On February 15, 1978 Pensacola Police Officer David Lee conducted a vehicle check. He didn’t know what the sole occupant of the vehicle had recently done, but the occupant did. Who was he? Serial killer Ted Bundy. Bundy attempted to disarm Lee. Lee was able to retain his firearm and eventually took Bundy into custody.
On April 19, 1995 Oklahoma State Trooper Charlie Hangar stopped a vehicle for minor traffic violations. He didn’t know that 90 minutes earlier the traffic violator, Timothy McVeigh, killed 168 people with a truck bomb at the Murrah Federal Building. But McVeigh sure knew it, didn’t he? Fortunately, given his training and experience Hangar was able to take McVeigh into custody for carrying a concealed firearm. It was days later before it was determined that McVeigh was responsible for the bombing.
On May 31, 2003 then-rookie North Carolina police officer, Jeff Postell, arrested a man digging in a trash bin on a grocery store parking lot—an infraction that would rise to about the level of jaywalking. Postell didn’t know that he had just captured Eric Rudolph, the man whom years earlier had killed and injured numerous people with bombs and was on the FBI’s Ten Most Wanted list.
So now, let’s consider Ferguson Officer Darren Wilson’s stop of Michael Brown. Apparently Wilson didn’t know that Brown had just committed a strong-arm robbery. But Brown did! And that Captain, is huge.
Allegedly, Brown pushed Wilson and attempted to take Wilson’s gun. We’re also being told that Officer Wilson has facial injuries suffered during the attempt by Brown to disarm him. Let’s assume for a moment those alleged acts by Brown actually occurred. Would Brown have responded violently to an officer confronting him about jaywalking? Maybe, but probably not.
Is it more likely that he would attack an officer believing that he was about to be taken into custody for a felony strong-arm robbery? Absolutely.
Officer Wilson survived the encounter with Brown as did Lee, Hangar, and Postell. Michael Brown didn’t survive and it’s too soon to say if Officer Wilson’s use of deadly force was justified and legal. You and I both know that not all officers survive such confrontations. Officers die in incidents like this Captain Johnson, including a couple that I remember from your own organization:
On April 15, 1985 Missouri Trooper Jimmie Linegar was shot and killed by a white supremacist he and his partner stopped at a checkpoint; neither Trooper Linegar nor his partner were aware that the man they had stopped had just been indicted by a federal grand jury for involvement in a neo-Nazi group accused of murder. The suspect immediately exited the vehicle and opened fire on him with an automatic weapon.

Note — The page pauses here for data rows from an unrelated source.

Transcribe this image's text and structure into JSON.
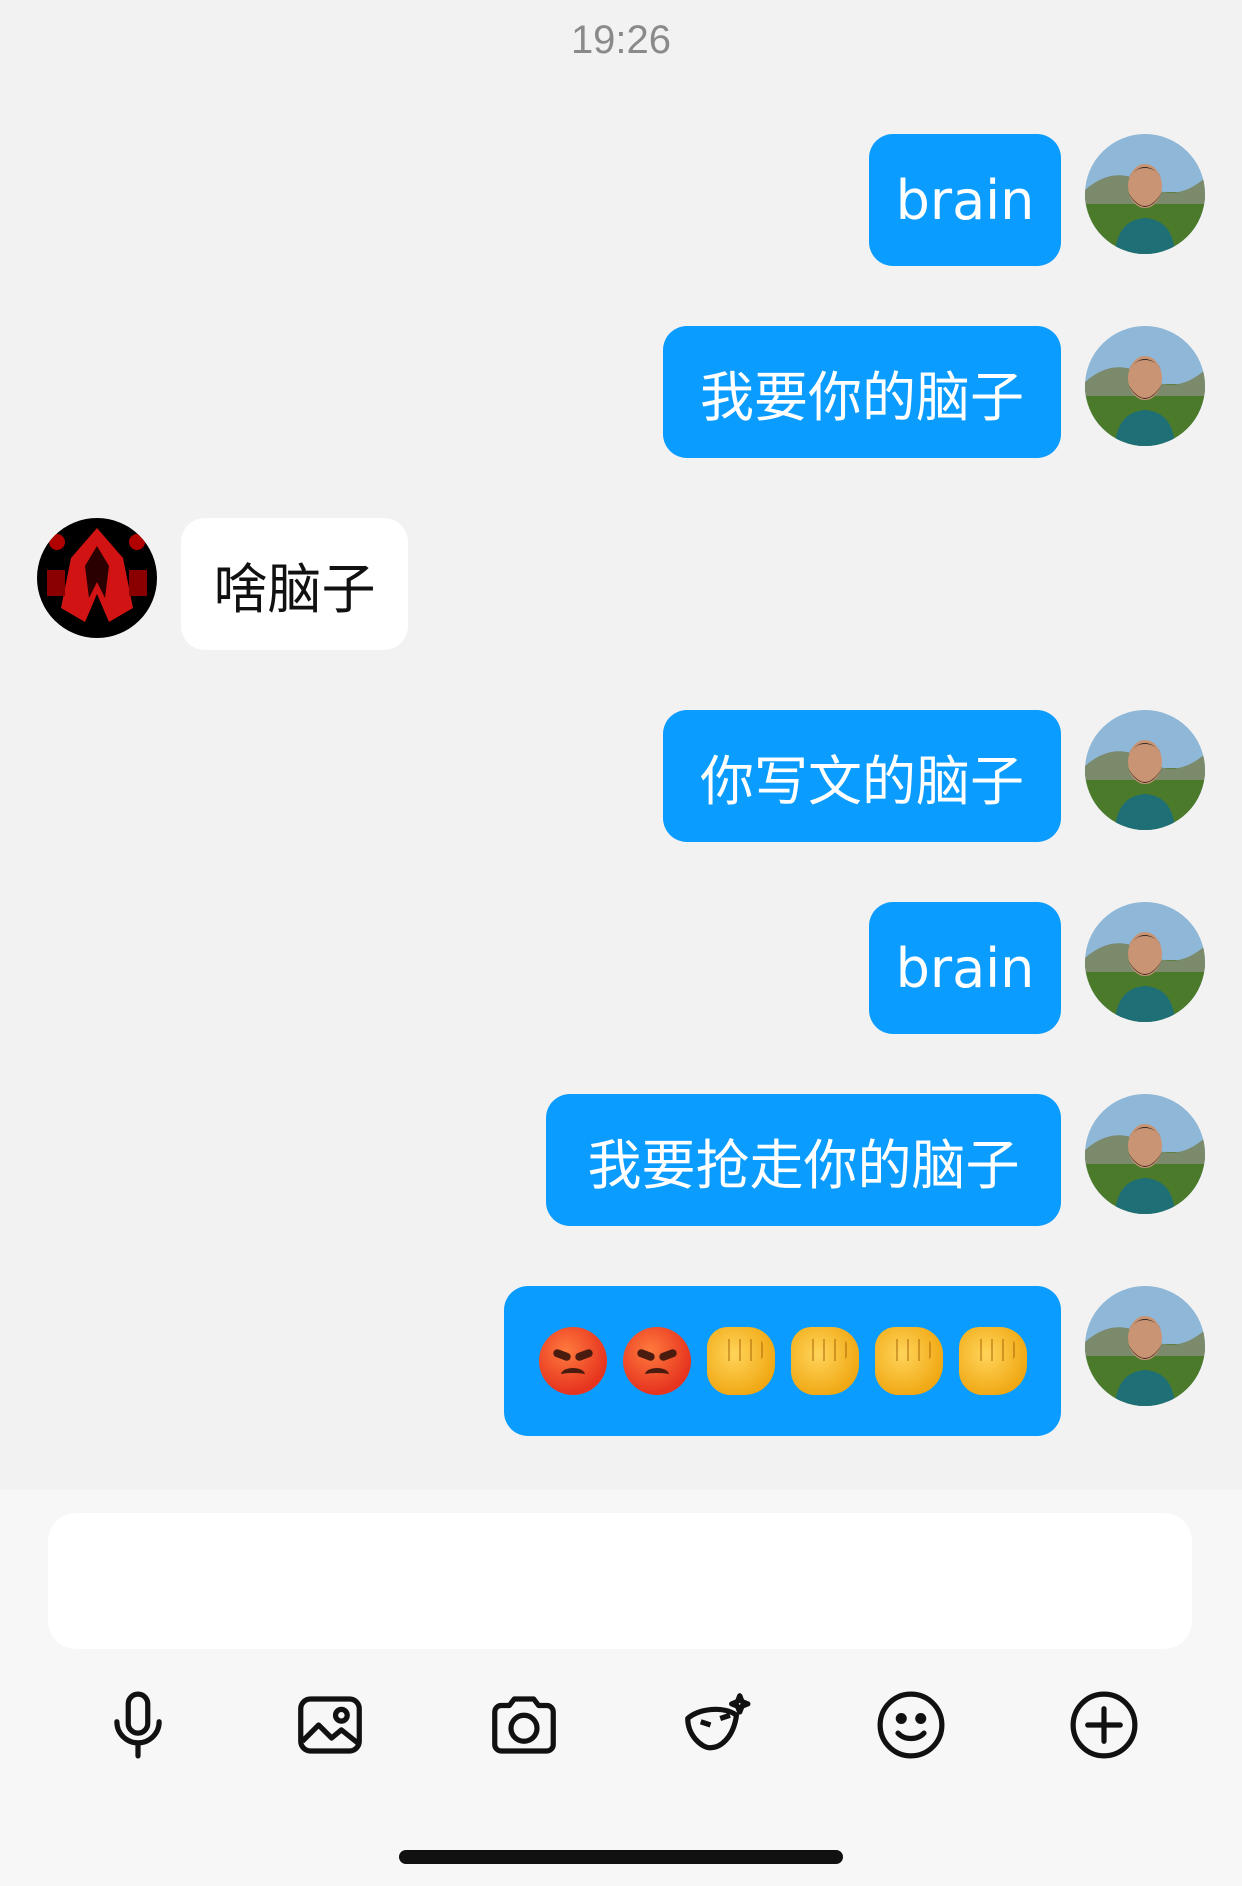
{
  "status_time": "19:26",
  "messages": [
    {
      "side": "out",
      "text": "brain"
    },
    {
      "side": "out",
      "text": "我要你的脑子"
    },
    {
      "side": "in",
      "text": "啥脑子"
    },
    {
      "side": "out",
      "text": "你写文的脑子"
    },
    {
      "side": "out",
      "text": "brain"
    },
    {
      "side": "out",
      "text": "我要抢走你的脑子"
    },
    {
      "side": "out",
      "emoji": [
        "angry-face",
        "angry-face",
        "oncoming-fist",
        "oncoming-fist",
        "oncoming-fist",
        "oncoming-fist"
      ]
    }
  ],
  "composer": {
    "placeholder": "",
    "toolbar": [
      "microphone-icon",
      "image-icon",
      "camera-icon",
      "ai-mask-icon",
      "smiley-icon",
      "plus-icon"
    ]
  },
  "colors": {
    "outgoing_bubble": "#0b9cff",
    "incoming_bubble": "#ffffff",
    "background": "#f2f2f2"
  }
}
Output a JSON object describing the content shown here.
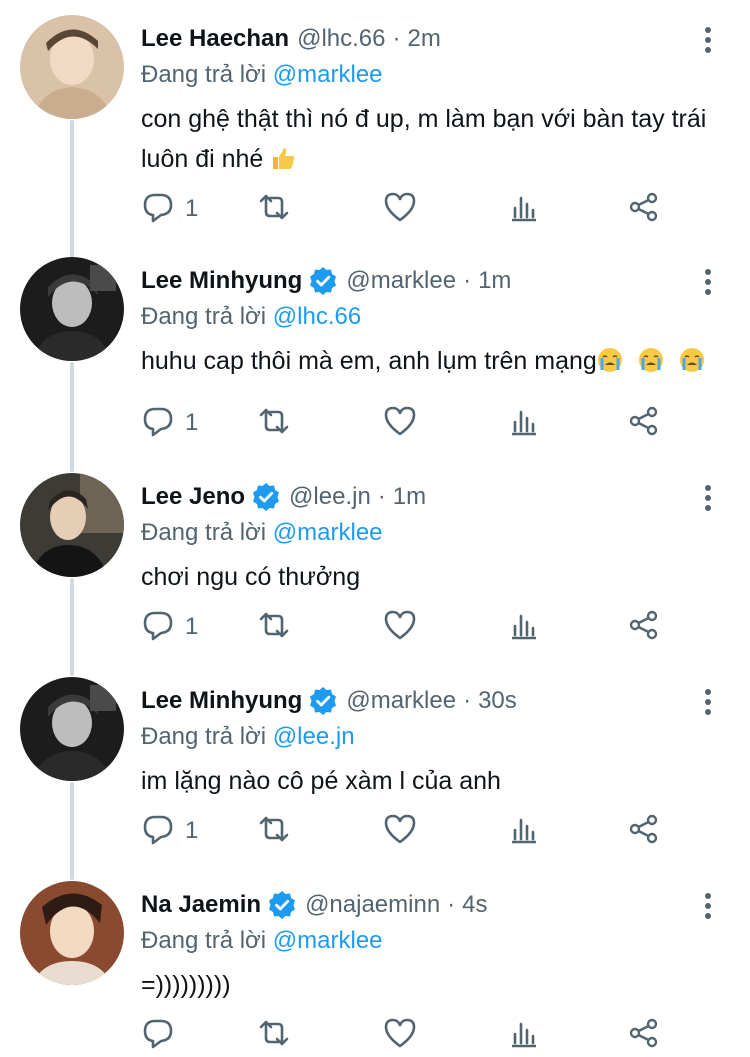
{
  "reply_prefix": "Đang trả lời",
  "tweets": [
    {
      "name": "Lee Haechan",
      "handle": "@lhc.66",
      "time": "2m",
      "verified": false,
      "reply_to": "@marklee",
      "text": "con ghệ thật thì nó đ up, m làm bạn với bàn tay trái luôn đi nhé",
      "emoji": "thumbs-up",
      "reply_count": "1"
    },
    {
      "name": "Lee Minhyung",
      "handle": "@marklee",
      "time": "1m",
      "verified": true,
      "reply_to": "@lhc.66",
      "text": "huhu cap thôi mà em, anh lụm trên mạng",
      "emoji": "crying-face x3",
      "reply_count": "1"
    },
    {
      "name": "Lee Jeno",
      "handle": "@lee.jn",
      "time": "1m",
      "verified": true,
      "reply_to": "@marklee",
      "text": "chơi ngu có thưởng",
      "reply_count": "1"
    },
    {
      "name": "Lee Minhyung",
      "handle": "@marklee",
      "time": "30s",
      "verified": true,
      "reply_to": "@lee.jn",
      "text": "im lặng nào cô pé xàm l của anh",
      "reply_count": "1"
    },
    {
      "name": "Na Jaemin",
      "handle": "@najaeminn",
      "time": "4s",
      "verified": true,
      "reply_to": "@marklee",
      "text": "=)))))))))",
      "reply_count": ""
    }
  ],
  "colors": {
    "accent": "#1d9bf0",
    "secondary": "#536471",
    "text": "#0f1419",
    "thread_line": "#cfd9de"
  }
}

Just a month before, Missouri Trooper James M. Froemsdorf was shot and killed—with his own gun—after making a traffic stop. When the Trooper made that stop he didn’t know that the driver was wanted on four warrants out of Texas—But again the suspect knew it.
So Captain Johnson, I guess the mindset and recently committed crimes of the suspects that murdered those Missouri Troopers didn’t mean anything. The stops by the Troopers, as you have said, are entirely different events right?
St. Louis Police Chief Ed Delmore, retired